But it certainly wasn’t all work. One evening we visited Couze-et-Saint-Front, a local village, to see an old mill and ancient caves, before enjoying apéro in a local, friendly tabac with a wonderful view of the slowly meandering river. We briefly met the owners as we swapped stories. Another, we had an early evening visit to the nearby beau village of Limeuil, set beautifully above a slow, curved bank of the Dordogne river where the Vezère joins. We sat on a terrace outside and enjoyed waiter service drinks as we watched kids play in the river shallows. The hot day had tempered to a delightfully comfortable temperature and we stretched out and relaxed, chatting and sipping as we soaked up the stunning view. It was exactly moments such as these that prompted our decision to move to France.

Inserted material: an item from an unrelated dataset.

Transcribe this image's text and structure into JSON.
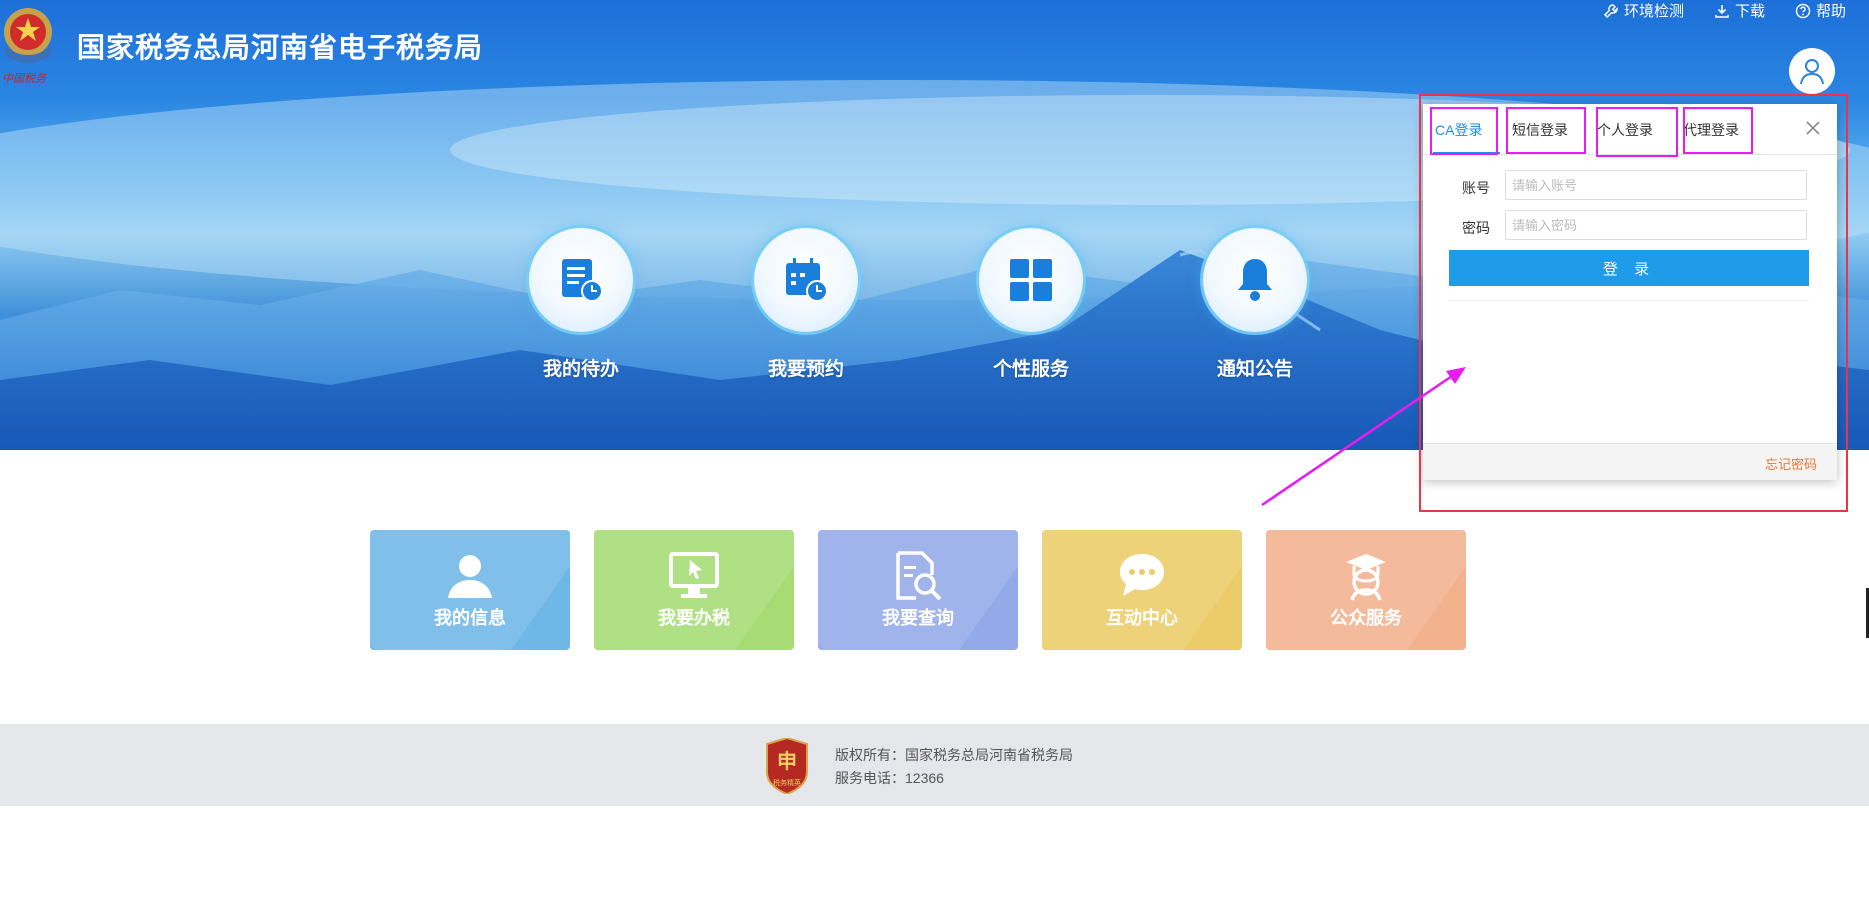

One bright morning we were driven to Issigeac Sunday market, one of the largest in the entire Dordogne region. We walked the streets soaking up the quintessential Frenchness of the morning, snails included, even if there were more than a few English accents scattered throughout the busy streets – it is Dordogneshire after all. The white stone of the circular bastide town was thrown into contrast by the colourful stalls stacked high with produce and colour. The buzzing streets were filled with a happy liveliness, with the many wares of local artisans proving to be a very popular draw. We stepped away from the crowds and into narrow backstreets, learning a little of the town’s history and of prominent local characters from informative plaques positioned on select medieval buildings; a wonderful morning’s distraction.
We completed a few outstanding jobs then spent our last afternoon relaxing in one of their two swimming pools, in welcome sunshine. We slid back the pool cover to allow views of the surrounding countryside and bring the outside light pouring in as we splashed around and cooled off. It was a fitting, relaxing way to end our days in such a tranquil spot. A family of hoopoes were nesting in the grounds and we could occasionally hear their distinctive calls, but unfortunately never managed to photograph their colourful crowns, an ornithological challenge given to us by a friend at home.
We packed up the following morning, said our sad goodbyes to Dave & Kate, before heading off back up north to sort out more than a few things about a property we had recently viewed. Before arriving at the Workaway we had had an offer on a house accepted; times they were, as Dylan would say, about to be a-changing. (more to follow)